You're going to hear a great deal about Thomas Piketty's latest bright idea in this coming year. And remember when you do that I pointed out this inconvenient fact first. If he's right then the entire story we've been told about inequality reductions and changes over the past century is wrong. And there's something very important about that story being wrong.
Piketty's basic claim is that he's found the two golden rules that explain wealth inequality (and do note that it is wealth, not income, that he's talking about). They are:
The wars and depressions between 1914 and 1950 dragged the wealthy back to earth. Wars brought physical destruction of capital, nationalisation, taxation and inflation, while the Great Depression destroyed fortunes through capital losses and bankruptcy. Yet capital has been rebuilt, and the owners of capital have prospered once more. From the 1970s the ratio of wealth to income has grown along with income inequality, and levels of wealth concentration are approaching those of the pre-war era.
Mr Piketty describes these trends through what he calls two “fundamental laws of capitalism”. The first explains variations in capital’s share of income (as opposed to the share going to wages). It is a simple accounting identity: at all times, capital’s share is equal to the rate of return on capital multiplied by the total stock of wealth as a share of GDP. The rate of return is the sum of all income flowing to capital—rents, dividends and profits—as a percentage of the value of all capital.
The second law is more a rough rule of thumb: over long periods and under the right circumstances the stock of capital, as a percentage of national income, should approach the ratio of the national-savings rate to the economic growth rate. With a savings rate of 8% (roughly that of the American economy) and GDP growth of 2%, wealth should rise to 400% of annual output, for example, while a drop in long-run growth to 1% would push up expected wealth to 800% of GDP. Whether this is a “law” or not, the important point is that a lower growth rate is conducive to higher concentrations of wealth.
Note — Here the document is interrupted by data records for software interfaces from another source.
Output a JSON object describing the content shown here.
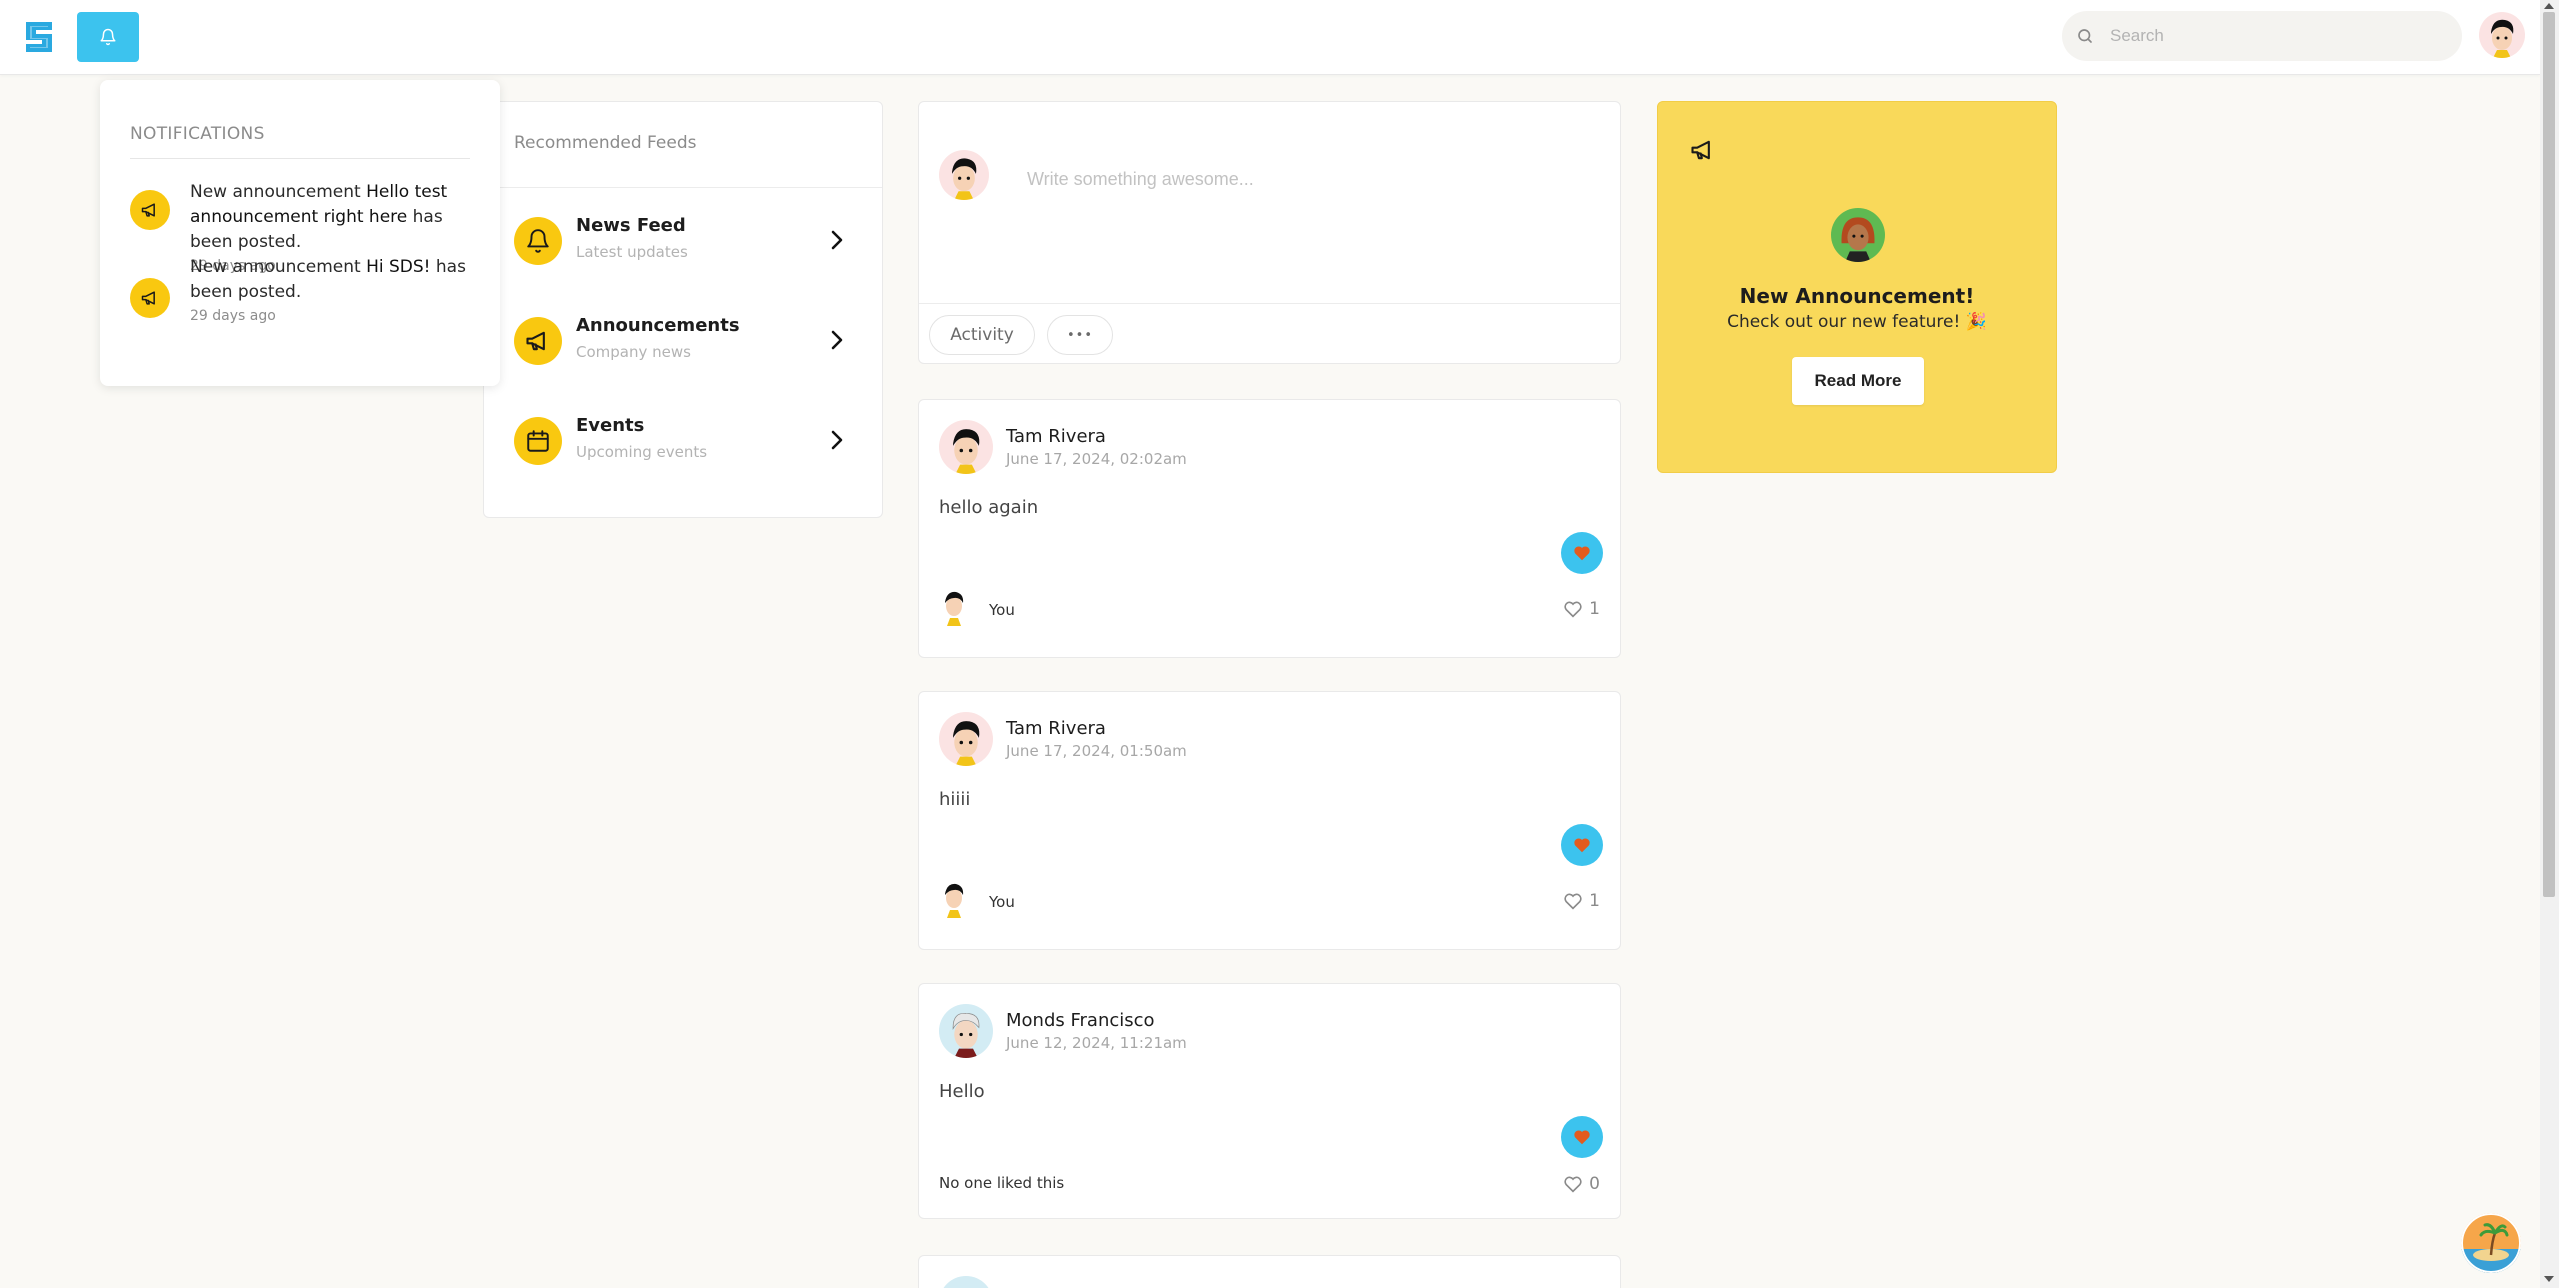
{
  "colors": {
    "accent": "#3cc3ee",
    "yellow": "#f9c810",
    "announcement_bg": "#f9d95a",
    "heart": "#e35b1e"
  },
  "header": {
    "search_placeholder": "Search",
    "icons": [
      "logo-icon",
      "bell-icon",
      "search-icon",
      "avatar"
    ]
  },
  "notifications": {
    "title": "NOTIFICATIONS",
    "items": [
      {
        "prefix": "New announcement ",
        "highlight": "Hello test announcement right here",
        "suffix": " has been posted.",
        "time": "29 days ago"
      },
      {
        "prefix": "New announcement ",
        "highlight": "Hi SDS!",
        "suffix": " has been posted.",
        "time": "29 days ago"
      }
    ]
  },
  "feeds": {
    "title": "Recommended Feeds",
    "items": [
      {
        "name": "News Feed",
        "subtitle": "Latest updates",
        "icon": "bell-icon"
      },
      {
        "name": "Announcements",
        "subtitle": "Company news",
        "icon": "megaphone-icon"
      },
      {
        "name": "Events",
        "subtitle": "Upcoming events",
        "icon": "calendar-icon"
      }
    ]
  },
  "composer": {
    "placeholder": "Write something awesome...",
    "activity_label": "Activity",
    "more_label": "•••"
  },
  "posts": [
    {
      "author": "Tam Rivera",
      "date": "June 17, 2024, 02:02am",
      "body": "hello again",
      "liked_by": "You",
      "likes": "1"
    },
    {
      "author": "Tam Rivera",
      "date": "June 17, 2024, 01:50am",
      "body": "hiiii",
      "liked_by": "You",
      "likes": "1"
    },
    {
      "author": "Monds Francisco",
      "date": "June 12, 2024, 11:21am",
      "body": "Hello",
      "liked_by": "No one liked this",
      "likes": "0"
    }
  ],
  "announcement": {
    "title": "New Announcement!",
    "subtitle": "Check out our new feature! 🎉",
    "button": "Read More"
  }
}
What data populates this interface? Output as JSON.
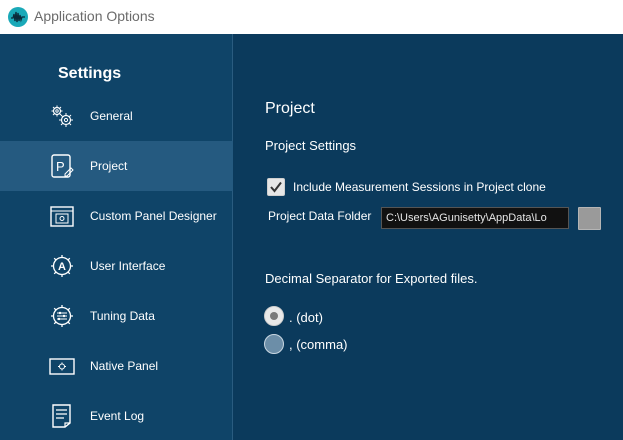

In Mr Piketty’s narrative, rapid growth—from large productivity gains or a growing population—is a force for economic convergence. Prior wealth casts less of an economic and political shadow over the new income generated each year. And population growth is a critical component of economic growth, accounting for about half of average global GDP growth between 1700 and 2012. America’s breakneck population and GDP growth in the 19th century eroded the power of old fortunes while throwing up a steady supply of new ones.
Leave aside for a moment whether these things are true (I have some doubts: Piketty has a habit of not looking at consumption inequality which is the thing we might actually be worried about). Just assume that they are for a moment.
Our first reaction therefore would be that if we desire less inequality then we must have faster growth. We must therefore have a supply side revolution, tearing down much of the bureaucratic state that limits said growth. Excellent.
But perhaps people don't want to do that: so, what could we do about this rising inequality? Well, we'll get the usual litany, won't we? Strengthen unions, redistribute more, higher inheritance taxation and so on. The argument will be that after all, as the usual story goes, these are the things that reduced wealth inequality before so they will again.
Ah, but that story doesn't work. For look at what Piketty is actually saying: the reduction in inequality wasn't as a result of unions, taxation, minimum wages or redistribution. It was simply that growth was faster than the increase in old wealth. So we cannot point to those supposedly tried and trusted methods of reducing inequality. For the very research that tells us that inequality is going to keep rising is the very same research that tells us that those methods didn't reduce it last time around.
This obvious point is one that's not going to register with anyone at all unfortunately. Even though it is also true as well as being obvious. Everyone to the left of us (which is, to be fair, quite a large number of people) is going to entirely ignore this uncomfortable point. Their very proof that wealth inequality is going to increase will also be the very proof that the standard prescriptions for reducing wealth inequality don't work.